(Website and app data records)
------------------------------------
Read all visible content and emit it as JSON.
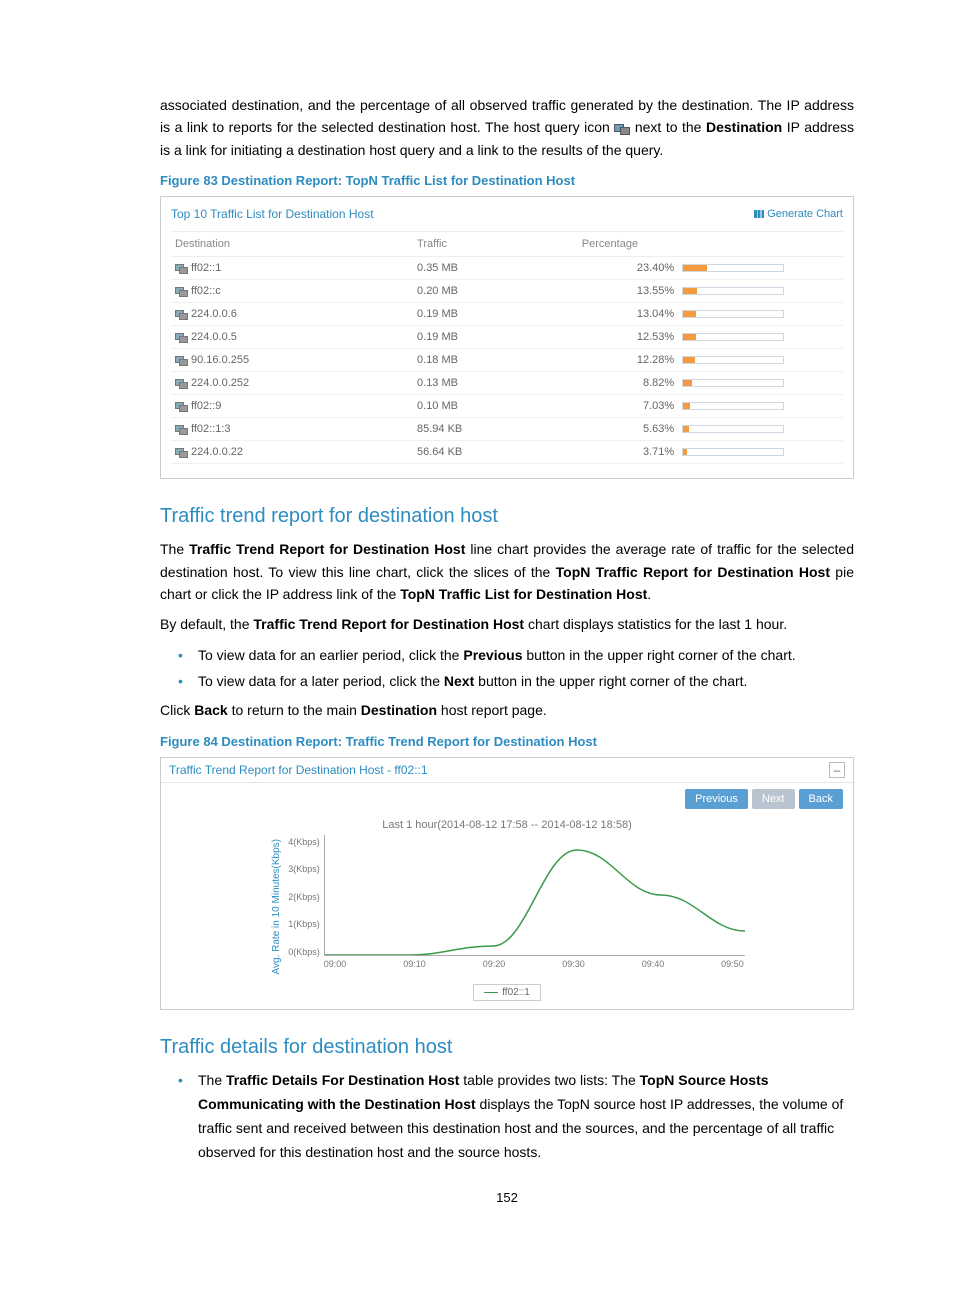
{
  "intro": {
    "p1a": "associated destination, and the percentage of all observed traffic generated by the destination. The IP address is a link to reports for the selected destination host. The host query icon ",
    "p1b": " next to the ",
    "p1c_bold": "Destination",
    "p1d": " IP address is a link for initiating a destination host query and a link to the results of the query."
  },
  "fig83": {
    "caption": "Figure 83 Destination Report: TopN Traffic List for Destination Host",
    "panel_title": "Top 10 Traffic List for Destination Host",
    "generate_chart": "Generate Chart",
    "columns": {
      "dest": "Destination",
      "traffic": "Traffic",
      "pct": "Percentage"
    },
    "rows": [
      {
        "dest": "ff02::1",
        "traffic": "0.35 MB",
        "pct": "23.40%",
        "fill": 23.4
      },
      {
        "dest": "ff02::c",
        "traffic": "0.20 MB",
        "pct": "13.55%",
        "fill": 13.55
      },
      {
        "dest": "224.0.0.6",
        "traffic": "0.19 MB",
        "pct": "13.04%",
        "fill": 13.04
      },
      {
        "dest": "224.0.0.5",
        "traffic": "0.19 MB",
        "pct": "12.53%",
        "fill": 12.53
      },
      {
        "dest": "90.16.0.255",
        "traffic": "0.18 MB",
        "pct": "12.28%",
        "fill": 12.28
      },
      {
        "dest": "224.0.0.252",
        "traffic": "0.13 MB",
        "pct": "8.82%",
        "fill": 8.82
      },
      {
        "dest": "ff02::9",
        "traffic": "0.10 MB",
        "pct": "7.03%",
        "fill": 7.03
      },
      {
        "dest": "ff02::1:3",
        "traffic": "85.94 KB",
        "pct": "5.63%",
        "fill": 5.63
      },
      {
        "dest": "224.0.0.22",
        "traffic": "56.64 KB",
        "pct": "3.71%",
        "fill": 3.71
      }
    ]
  },
  "section_trend": {
    "heading": "Traffic trend report for destination host",
    "p1_a": "The ",
    "p1_b": "Traffic Trend Report for Destination Host",
    "p1_c": " line chart provides the average rate of traffic for the selected destination host. To view this line chart, click the slices of the ",
    "p1_d": "TopN Traffic Report for Destination Host",
    "p1_e": " pie chart or click the IP address link of the ",
    "p1_f": "TopN Traffic List for Destination Host",
    "p1_g": ".",
    "p2_a": "By default, the ",
    "p2_b": "Traffic Trend Report for Destination Host",
    "p2_c": " chart displays statistics for the last 1 hour.",
    "b1_a": "To view data for an earlier period, click the ",
    "b1_b": "Previous",
    "b1_c": " button in the upper right corner of the chart.",
    "b2_a": "To view data for a later period, click the ",
    "b2_b": "Next",
    "b2_c": " button in the upper right corner of the chart.",
    "p3_a": "Click ",
    "p3_b": "Back",
    "p3_c": " to return to the main ",
    "p3_d": "Destination",
    "p3_e": " host report page."
  },
  "fig84": {
    "caption": "Figure 84 Destination Report: Traffic Trend Report for Destination Host",
    "panel_title": "Traffic Trend Report for Destination Host - ff02::1",
    "btn_prev": "Previous",
    "btn_next": "Next",
    "btn_back": "Back",
    "collapse": "–",
    "chart_caption": "Last 1 hour(2014-08-12 17:58 -- 2014-08-12 18:58)",
    "ylabel": "Avg. Rate in 10 Minutes(Kbps)",
    "yticks": [
      "4(Kbps)",
      "3(Kbps)",
      "2(Kbps)",
      "1(Kbps)",
      "0(Kbps)"
    ],
    "xticks": [
      "09:00",
      "09:10",
      "09:20",
      "09:30",
      "09:40",
      "09:50"
    ],
    "legend": "ff02::1"
  },
  "chart_data": {
    "type": "line",
    "title": "Last 1 hour(2014-08-12 17:58 -- 2014-08-12 18:58)",
    "xlabel": "",
    "ylabel": "Avg. Rate in 10 Minutes(Kbps)",
    "ylim": [
      0,
      4
    ],
    "x": [
      "09:00",
      "09:10",
      "09:20",
      "09:30",
      "09:40",
      "09:50"
    ],
    "series": [
      {
        "name": "ff02::1",
        "values": [
          0,
          0,
          0.3,
          3.5,
          2.0,
          0.8
        ]
      }
    ]
  },
  "section_details": {
    "heading": "Traffic details for destination host",
    "b1_a": "The ",
    "b1_b": "Traffic Details For Destination Host",
    "b1_c": " table provides two lists: The ",
    "b1_d": "TopN Source Hosts Communicating with the Destination Host",
    "b1_e": " displays the TopN source host IP addresses, the volume of traffic sent and received between this destination host and the sources, and the percentage of all traffic observed for this destination host and the source hosts."
  },
  "page_number": "152"
}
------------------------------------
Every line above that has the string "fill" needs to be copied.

## Answer box:
        "fill": 23.4
        "fill": 13.55
        "fill": 13.04
        "fill": 12.53
        "fill": 12.28
        "fill": 8.82
        "fill": 7.03
        "fill": 5.63
        "fill": 3.71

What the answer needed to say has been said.